SLV/GLD spread

Discussion in 'Commodity Futures' started by HomelyWizzard, Jun 28, 2013.

  1. I was considering this spread sell gold futures and buy equal amount of silver. As shorting gold is a little scary for the long term this spread may be a good substitute.

    In order to hedge your short GLD position, you would have to buy 5.5555 SLV to achieve a hedged position. We calculate this by dividing 1 by the hedge ratio (.18), which gives us 5.555. What this means is that if SLV moves 18 cents for every dollar that the GLD moves, then if you bought 5.55 of the SLV, against one GLD, the $1 loss in gold would be cancelled out by the $1 gain (.18 x 5.55) in your long SLV position.

    You can also do this with the futures (of course the ratio would be different ie. London or US exchange?)

  2. Where did you get your hedge ratio of .18 from (not saying it's wrong, just wondering how you got it).

    What is the reasoning behind buying and selling equal amounts to try and cancel out gains?
  3. The ratio was figured out for the ETF (I did a little research)
    I personally prefer the futures! The ratio is quite different but you have the beauty of LEVERAGE! It does not have to be equal to the cent . You gain from the spread narrowing ie. silver getting the better of gold. This trend is there (see the chart) and I suspect it will remain. The raughly equal amount is a protection/cushion from severe price moves in either metals.

  4. Today, for example July gold rebounded 1.7% while Aug silver - a whopping 5.5%.....
  5. How do you know the spread will narrow rather than widen?
  6. In trading you do not "know" anything but you can look at the past(trend) and make an educated guess/bet. Silver is stronger and gold is weaker - it seems. Look at today's future's. After this you make you own decision based on what you think is profitable.
  7. Maverick74


    Silver is an industrial metal, gold is not. If one is bullish the economy or stocks or really technology, the long SLV/GLD ratio makes sense. Also higher interest rates (lower bond prices) should keep a strong bid under this spread.
  8. We like to look at the VERY long-term charts, like a weekly. Stepping back gives a better view of the sustainable moves.

    Attached is the spread going back 30 years. In bull moves for precious metals, silver tends to outperform. In precious metals bear markets, gold tends to outperform. You can see the shift begins in the early 1990s.
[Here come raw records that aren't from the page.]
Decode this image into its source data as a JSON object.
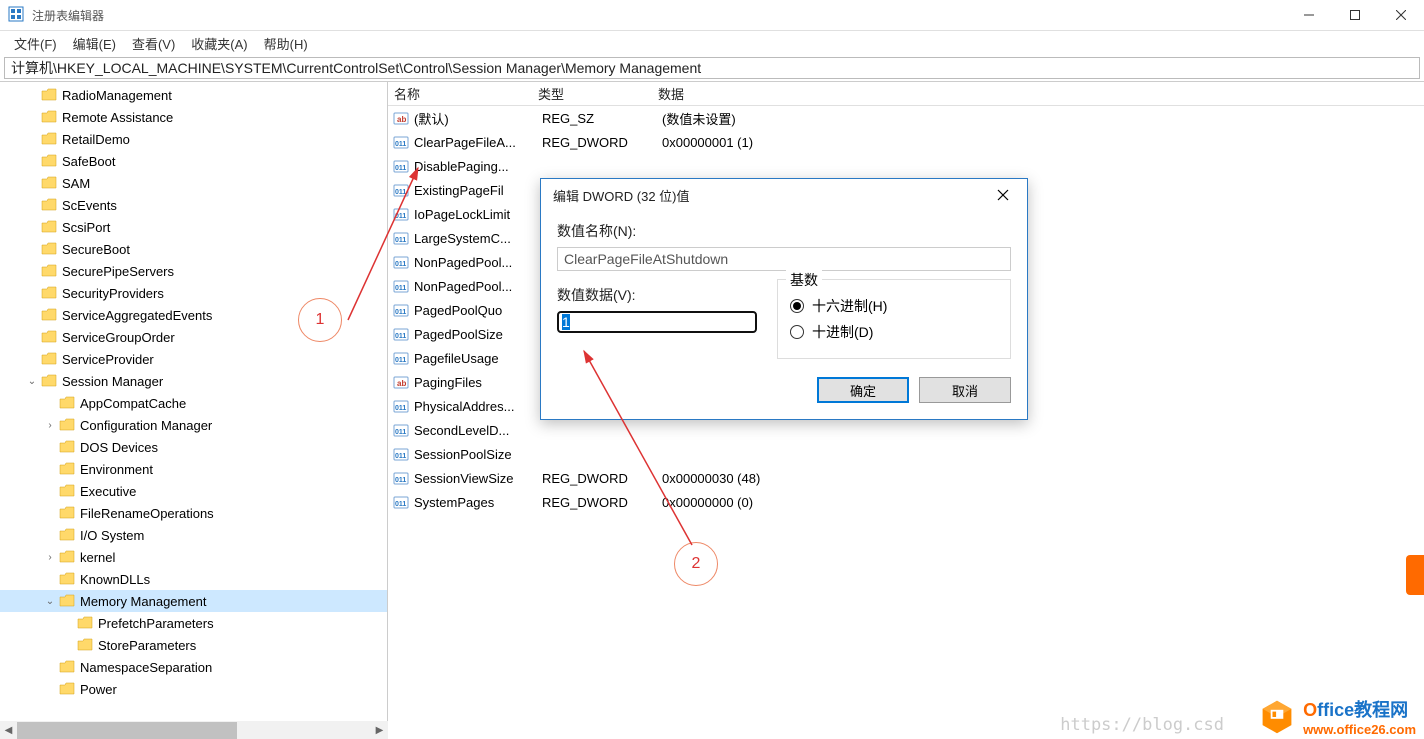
{
  "window": {
    "title": "注册表编辑器"
  },
  "menu": {
    "file": "文件(F)",
    "edit": "编辑(E)",
    "view": "查看(V)",
    "favorites": "收藏夹(A)",
    "help": "帮助(H)"
  },
  "address": "计算机\\HKEY_LOCAL_MACHINE\\SYSTEM\\CurrentControlSet\\Control\\Session Manager\\Memory Management",
  "tree": [
    {
      "label": "RadioManagement",
      "depth": 1
    },
    {
      "label": "Remote Assistance",
      "depth": 1
    },
    {
      "label": "RetailDemo",
      "depth": 1
    },
    {
      "label": "SafeBoot",
      "depth": 1
    },
    {
      "label": "SAM",
      "depth": 1
    },
    {
      "label": "ScEvents",
      "depth": 1
    },
    {
      "label": "ScsiPort",
      "depth": 1
    },
    {
      "label": "SecureBoot",
      "depth": 1
    },
    {
      "label": "SecurePipeServers",
      "depth": 1
    },
    {
      "label": "SecurityProviders",
      "depth": 1
    },
    {
      "label": "ServiceAggregatedEvents",
      "depth": 1
    },
    {
      "label": "ServiceGroupOrder",
      "depth": 1
    },
    {
      "label": "ServiceProvider",
      "depth": 1
    },
    {
      "label": "Session Manager",
      "depth": 1,
      "expanded": true
    },
    {
      "label": "AppCompatCache",
      "depth": 2
    },
    {
      "label": "Configuration Manager",
      "depth": 2,
      "expander": ">"
    },
    {
      "label": "DOS Devices",
      "depth": 2
    },
    {
      "label": "Environment",
      "depth": 2
    },
    {
      "label": "Executive",
      "depth": 2
    },
    {
      "label": "FileRenameOperations",
      "depth": 2
    },
    {
      "label": "I/O System",
      "depth": 2
    },
    {
      "label": "kernel",
      "depth": 2,
      "expander": ">"
    },
    {
      "label": "KnownDLLs",
      "depth": 2
    },
    {
      "label": "Memory Management",
      "depth": 2,
      "expander": "v",
      "selected": true
    },
    {
      "label": "PrefetchParameters",
      "depth": 3
    },
    {
      "label": "StoreParameters",
      "depth": 3
    },
    {
      "label": "NamespaceSeparation",
      "depth": 2
    },
    {
      "label": "Power",
      "depth": 2
    }
  ],
  "list": {
    "headers": {
      "name": "名称",
      "type": "类型",
      "data": "数据"
    },
    "rows": [
      {
        "icon": "sz",
        "name": "(默认)",
        "type": "REG_SZ",
        "data": "(数值未设置)"
      },
      {
        "icon": "dw",
        "name": "ClearPageFileA...",
        "type": "REG_DWORD",
        "data": "0x00000001 (1)",
        "arrow": true
      },
      {
        "icon": "dw",
        "name": "DisablePaging...",
        "type": "",
        "data": ""
      },
      {
        "icon": "dw",
        "name": "ExistingPageFil",
        "type": "",
        "data": ""
      },
      {
        "icon": "dw",
        "name": "IoPageLockLimit",
        "type": "",
        "data": ""
      },
      {
        "icon": "dw",
        "name": "LargeSystemC...",
        "type": "",
        "data": ""
      },
      {
        "icon": "dw",
        "name": "NonPagedPool...",
        "type": "",
        "data": ""
      },
      {
        "icon": "dw",
        "name": "NonPagedPool...",
        "type": "",
        "data": ""
      },
      {
        "icon": "dw",
        "name": "PagedPoolQuo",
        "type": "",
        "data": ""
      },
      {
        "icon": "dw",
        "name": "PagedPoolSize",
        "type": "",
        "data": ""
      },
      {
        "icon": "dw",
        "name": "PagefileUsage",
        "type": "",
        "data": ""
      },
      {
        "icon": "sz",
        "name": "PagingFiles",
        "type": "",
        "data": ""
      },
      {
        "icon": "dw",
        "name": "PhysicalAddres...",
        "type": "",
        "data": ""
      },
      {
        "icon": "dw",
        "name": "SecondLevelD...",
        "type": "",
        "data": ""
      },
      {
        "icon": "dw",
        "name": "SessionPoolSize",
        "type": "",
        "data": ""
      },
      {
        "icon": "dw",
        "name": "SessionViewSize",
        "type": "REG_DWORD",
        "data": "0x00000030 (48)"
      },
      {
        "icon": "dw",
        "name": "SystemPages",
        "type": "REG_DWORD",
        "data": "0x00000000 (0)"
      }
    ]
  },
  "dialog": {
    "title": "编辑 DWORD (32 位)值",
    "name_label": "数值名称(N):",
    "name_value": "ClearPageFileAtShutdown",
    "value_label": "数值数据(V):",
    "value_value": "1",
    "base_label": "基数",
    "radio_hex": "十六进制(H)",
    "radio_dec": "十进制(D)",
    "ok": "确定",
    "cancel": "取消"
  },
  "annotations": {
    "one": "1",
    "two": "2"
  },
  "watermark": "https://blog.csd",
  "logo": {
    "line1a": "O",
    "line1b": "ffice教程网",
    "line2": "www.office26.com"
  }
}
    These spreads won't help you trade gold or silver for short-term moves, but if you are looking for a longer term position, spreads can be very helpful.